We can witness the effectiveness of this approach through the most important lecture that was given to Sorbonne students in 1882. Their work is among the most authoritative that we have access to. In the lecture, French historian Ernest Renan described the essential components in the French nation as having a common desire to live as a unit against the German notion of shared "blood" and the German language. The most recent book from Hong Kong an professor Frank Dikotter, the acclaimed author of Mao’s Great Famine: The History of China’s most Devastating Catastrophe 1958-62 is one of these. Although the speech, delivered after the end during the Franco-Prussian War, condemned Germany for its repressive annexation of the German-dialect and German-speaking provinces Alsace and Lorraine but nowhere in the speech do word German nor Germany appear. Xi Jinping’s influence in China expands after an unanticipated rise to supremacy. This omission was in part an attempt at reducing and diminishing the legitimacy of German power.

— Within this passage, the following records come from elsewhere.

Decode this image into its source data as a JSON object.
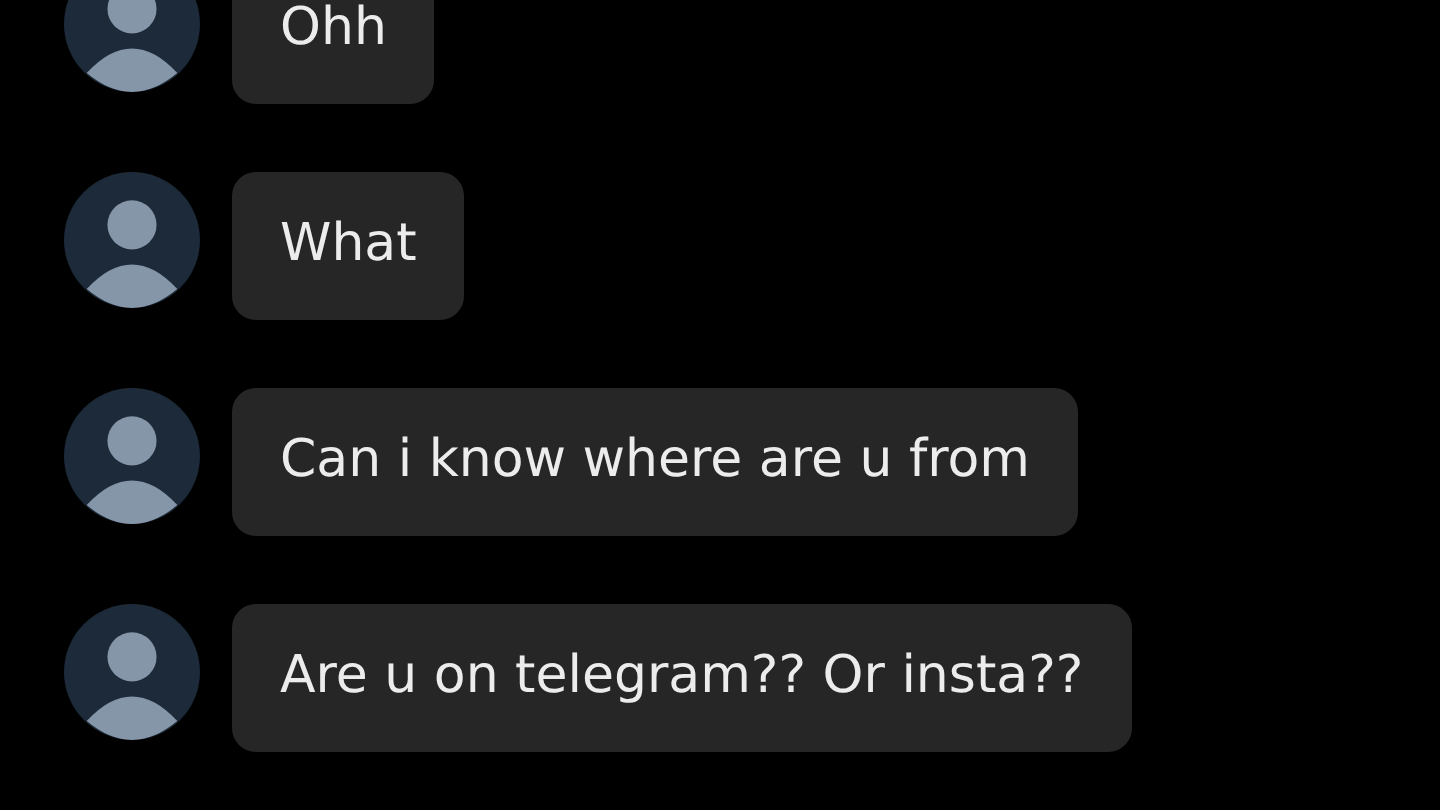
{
  "messages": [
    {
      "text": "Ohh"
    },
    {
      "text": "What"
    },
    {
      "text": "Can i know where are u from"
    },
    {
      "text": "Are u on telegram?? Or insta??"
    }
  ]
}
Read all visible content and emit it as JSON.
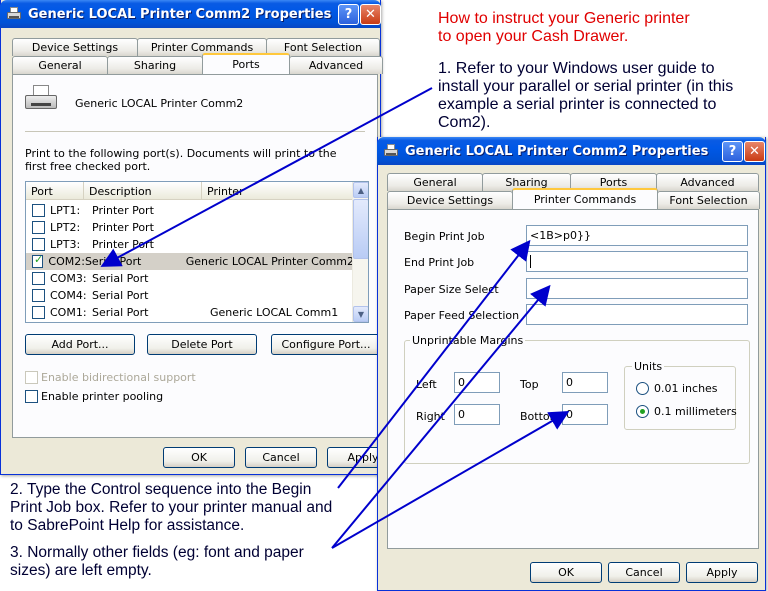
{
  "window1": {
    "title": "Generic LOCAL Printer Comm2 Properties",
    "help_btn": "?",
    "close_btn": "✕",
    "tabs_back": [
      "Device Settings",
      "Printer Commands",
      "Font Selection"
    ],
    "tabs_front": [
      "General",
      "Sharing",
      "Ports",
      "Advanced"
    ],
    "printer_name": "Generic LOCAL Printer Comm2",
    "instruction": "Print to the following port(s). Documents will print to the first free checked port.",
    "columns": [
      "Port",
      "Description",
      "Printer"
    ],
    "ports": [
      {
        "port": "LPT1:",
        "desc": "Printer Port",
        "printer": "",
        "checked": false
      },
      {
        "port": "LPT2:",
        "desc": "Printer Port",
        "printer": "",
        "checked": false
      },
      {
        "port": "LPT3:",
        "desc": "Printer Port",
        "printer": "",
        "checked": false
      },
      {
        "port": "COM2:",
        "desc": "Serial Port",
        "printer": "Generic LOCAL Printer Comm2",
        "checked": true
      },
      {
        "port": "COM3:",
        "desc": "Serial Port",
        "printer": "",
        "checked": false
      },
      {
        "port": "COM4:",
        "desc": "Serial Port",
        "printer": "",
        "checked": false
      },
      {
        "port": "COM1:",
        "desc": "Serial Port",
        "printer": "Generic LOCAL Comm1",
        "checked": false
      }
    ],
    "add_port": "Add Port...",
    "delete_port": "Delete Port",
    "configure_port": "Configure Port...",
    "bidirectional": "Enable bidirectional support",
    "pooling": "Enable printer pooling",
    "ok": "OK",
    "cancel": "Cancel",
    "apply": "Apply"
  },
  "window2": {
    "title": "Generic LOCAL Printer Comm2 Properties",
    "help_btn": "?",
    "close_btn": "✕",
    "tabs_back": [
      "General",
      "Sharing",
      "Ports",
      "Advanced"
    ],
    "tabs_front": [
      "Device Settings",
      "Printer Commands",
      "Font Selection"
    ],
    "begin_print_job_label": "Begin Print Job",
    "begin_print_job_value": "<1B>p0}}",
    "end_print_job_label": "End Print Job",
    "end_print_job_value": "",
    "paper_size_label": "Paper Size Select",
    "paper_size_value": "",
    "paper_feed_label": "Paper Feed Selection",
    "paper_feed_value": "",
    "margins_title": "Unprintable Margins",
    "left_label": "Left",
    "left_value": "0",
    "top_label": "Top",
    "top_value": "0",
    "right_label": "Right",
    "right_value": "0",
    "bottom_label": "Bottom",
    "bottom_value": "0",
    "units_title": "Units",
    "unit_inches": "0.01 inches",
    "unit_mm": "0.1 millimeters",
    "selected_unit": "mm",
    "ok": "OK",
    "cancel": "Cancel",
    "apply": "Apply"
  },
  "notes": {
    "heading": [
      "How to instruct your Generic printer",
      "to open your Cash Drawer."
    ],
    "step1": [
      "1. Refer to your Windows user guide to",
      "install your parallel or serial printer (in this",
      "example a serial printer is connected to",
      "Com2)."
    ],
    "step2": [
      "2. Type the Control sequence into the Begin",
      "Print Job box. Refer to your printer manual and",
      "to SabrePoint Help for assistance."
    ],
    "step3": [
      "3. Normally other fields (eg: font and paper",
      "sizes) are left empty."
    ]
  },
  "colors": {
    "titlebar": "#0058e6",
    "face": "#ece9d8",
    "heading_text": "#e00000",
    "annotation_arrow": "#0000cc"
  }
}
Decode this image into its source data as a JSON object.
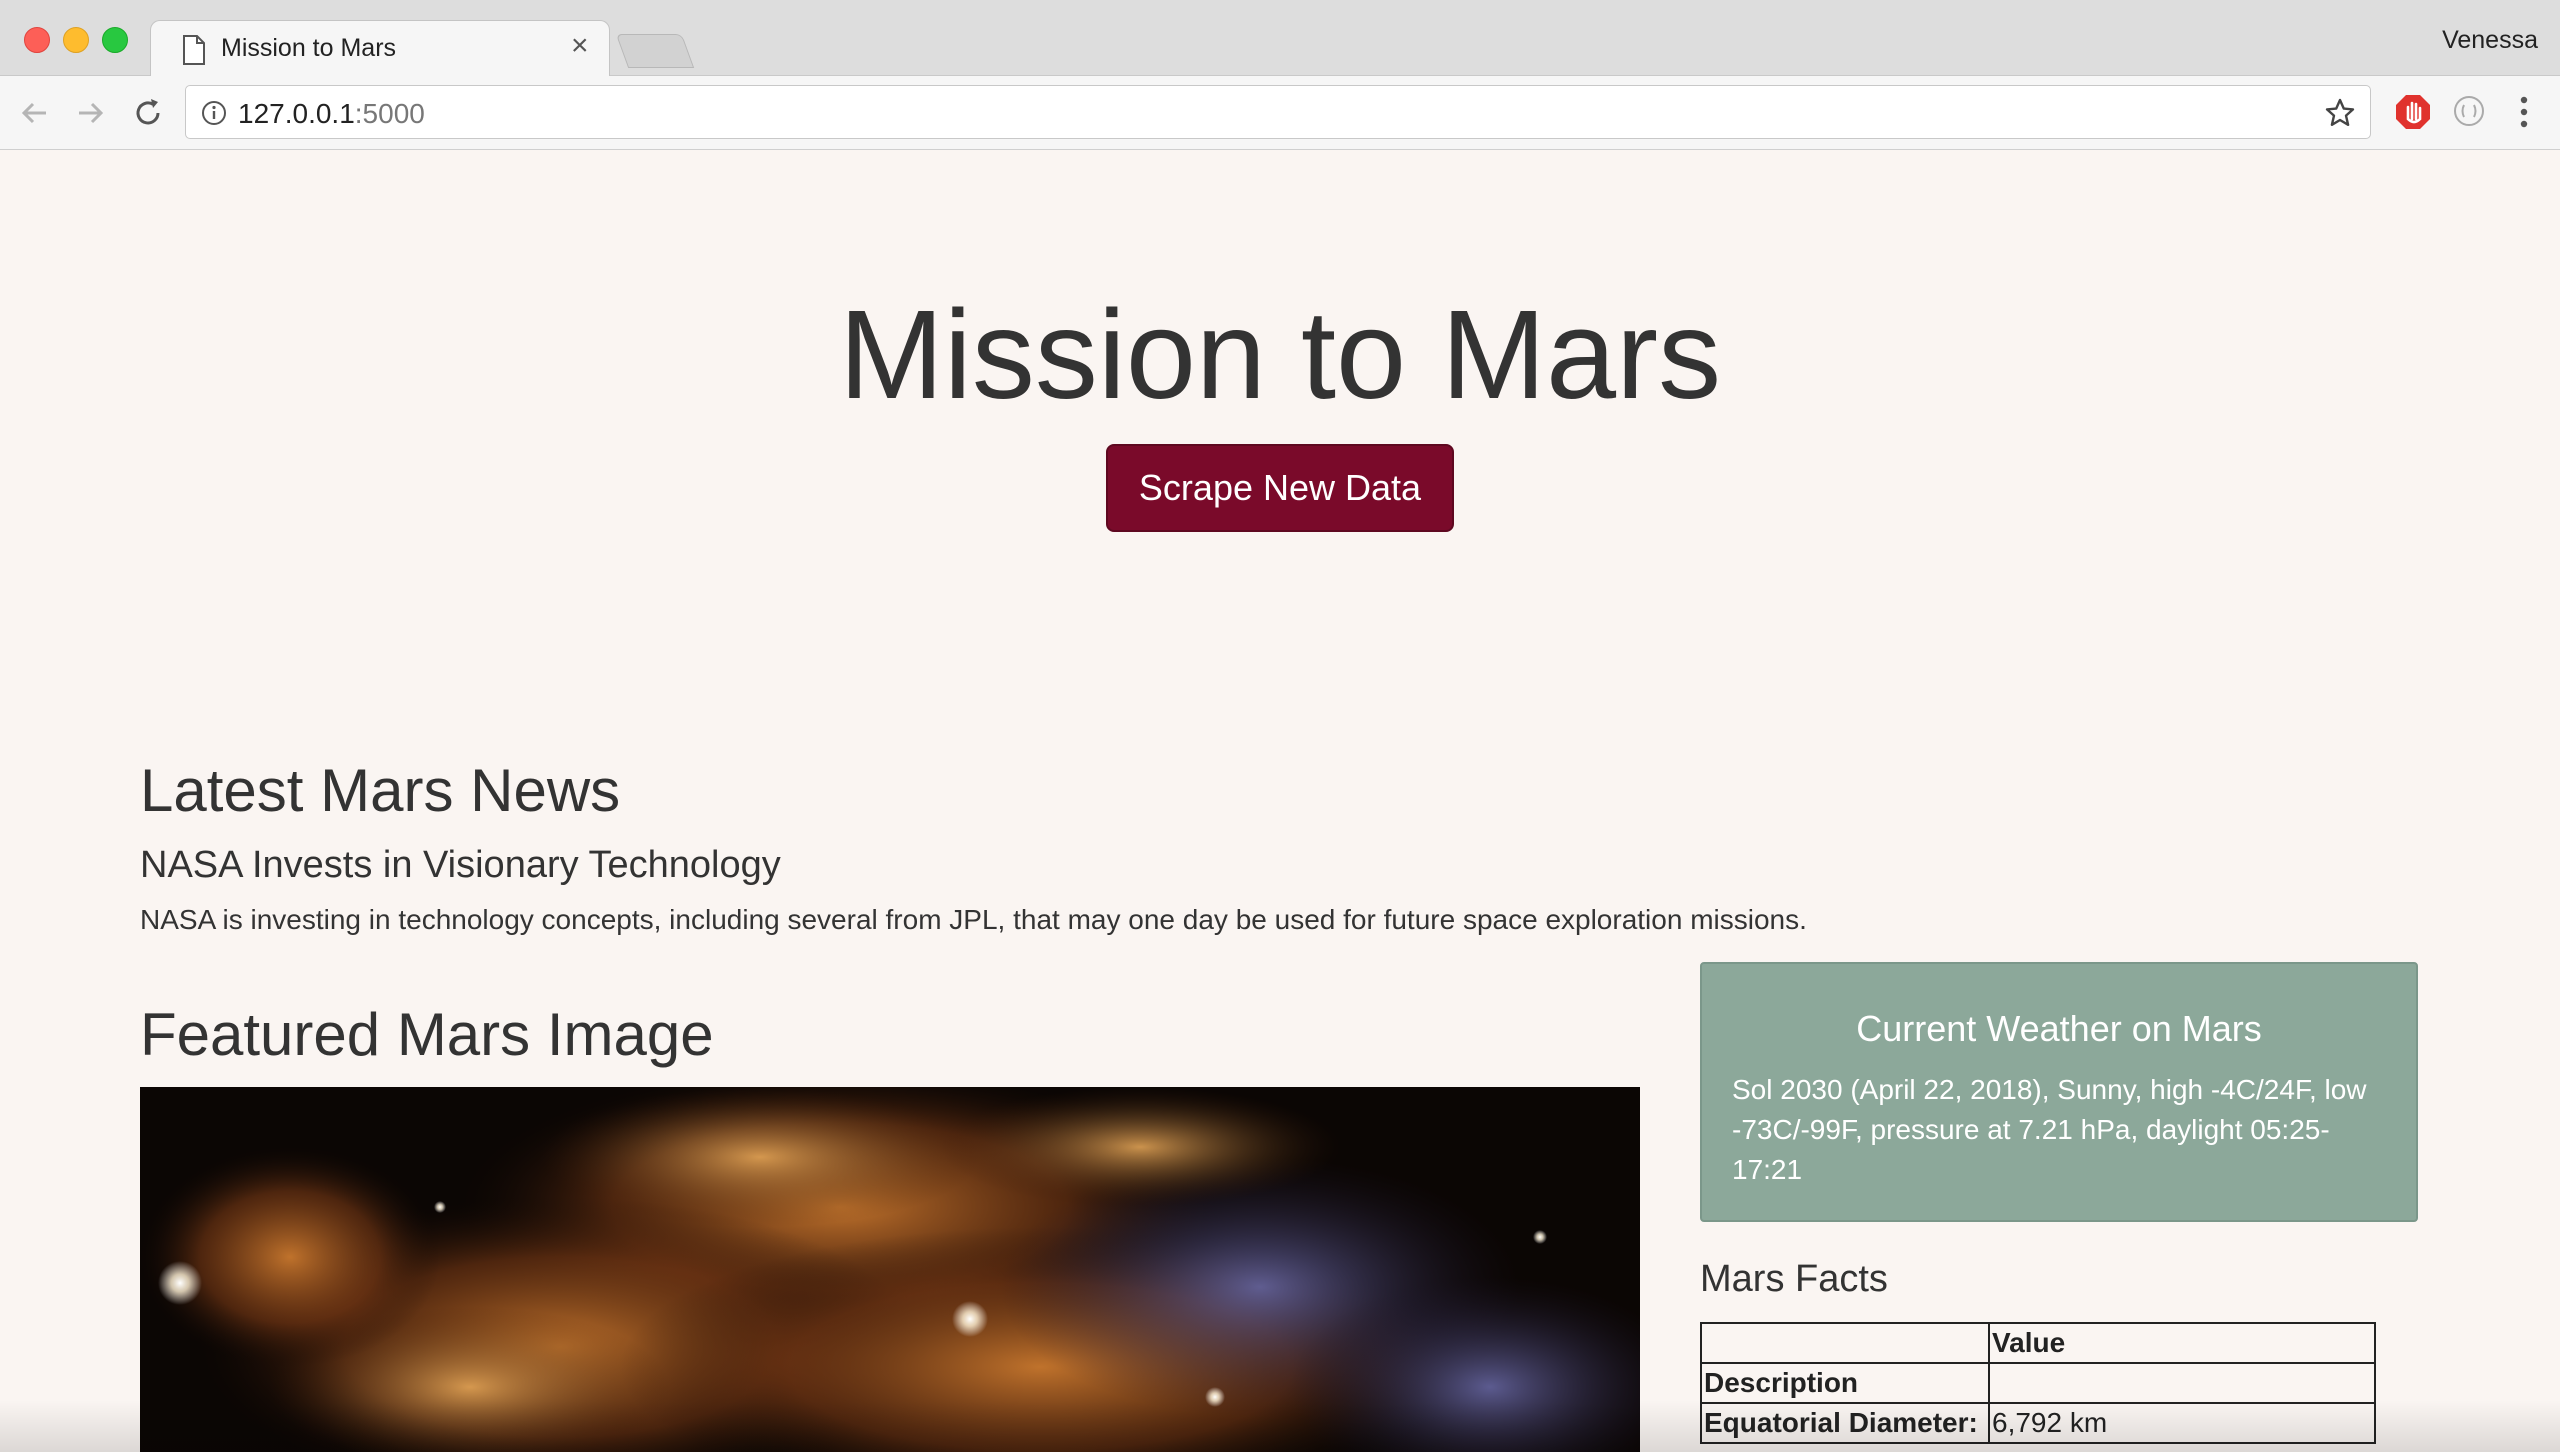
{
  "browser": {
    "tab_title": "Mission to Mars",
    "tab_close": "×",
    "profile_name": "Venessa",
    "url_host": "127.0.0.1",
    "url_port": ":5000"
  },
  "page": {
    "title": "Mission to Mars",
    "scrape_button": "Scrape New Data",
    "news": {
      "heading": "Latest Mars News",
      "title": "NASA Invests in Visionary Technology",
      "body": "NASA is investing in technology concepts, including several from JPL, that may one day be used for future space exploration missions."
    },
    "featured_image": {
      "heading": "Featured Mars Image"
    },
    "weather": {
      "heading": "Current Weather on Mars",
      "text": "Sol 2030 (April 22, 2018), Sunny, high -4C/24F, low -73C/-99F, pressure at 7.21 hPa, daylight 05:25-17:21"
    },
    "facts": {
      "heading": "Mars Facts",
      "columns": [
        "",
        "Value"
      ],
      "rows": [
        {
          "label": "Description",
          "value": ""
        },
        {
          "label": "Equatorial Diameter:",
          "value": "6,792 km"
        }
      ]
    }
  },
  "colors": {
    "page_background": "#faf5f2",
    "button": "#7a0a2a",
    "weather_panel": "#8ca89a"
  },
  "icons": [
    "document-icon",
    "back-arrow-icon",
    "forward-arrow-icon",
    "reload-icon",
    "info-icon",
    "star-icon",
    "adblock-icon",
    "extension-icon",
    "menu-icon"
  ]
}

His meticulously written book, China after Mao: The Rising of a Superpower (September 2022) has been extensively applauded for its depth of research based upon archived material and data which are no longer accessible to researchers. Renan’s speech Renan declared that the common language should not be considered a part of national identity, in order to be more critical of the Germans. Dikotter’s book exposes how badly China is economically managed and how risky its rise is and how fragile its stability in the long run has been particularly due to the policies of a reformed China’s President Xi Jinping, the "Chairman of All Things." Yet, he tried to be both sides without mentioning that, at the time, France was itself imposing the French school curriculum in order to eradicate local dialects and encourage the unity of the nation. China’s rise from a minor power to a superpower just behind China’s rise to superpower status, second only after the U.S., however, is true. The analysis of this kind allows students to comprehend the biases that underlie Renan’s ideas, and to evaluate the credibility of his assertions and place his writing in the period of his day.
Dikotter’s story must be read alongside Mark Leonard’s 2008 book"What Does China Think? as well as another book by the Chinese-American economic expert, Yukon Huang’s Unlocking the China Conundrum: Why Conventional Economic Wisdom is Untrue (2017). Students studying history also look at how historians’ biases affect them themselves to understand the ways historians construct narratives of the past. Each of Leonard and Huang emphasize what Dikotter isn’t highlighting is the fact that China although it’s not perfect can think through things and that its remarkable economic prosperity — perhaps one of the biggest in the history of mankind has been the result of carefully thought-out policies. end This fact that the narratives they create can be contradictory doesn’t suggest that all truth is necessarily true or that the universal truth doesn’t exist. Bleak prospects. Certain facts are certain–we have evidence from eyewitnesses and documents to support them.
It is possible that China’s transformation is running out of gas.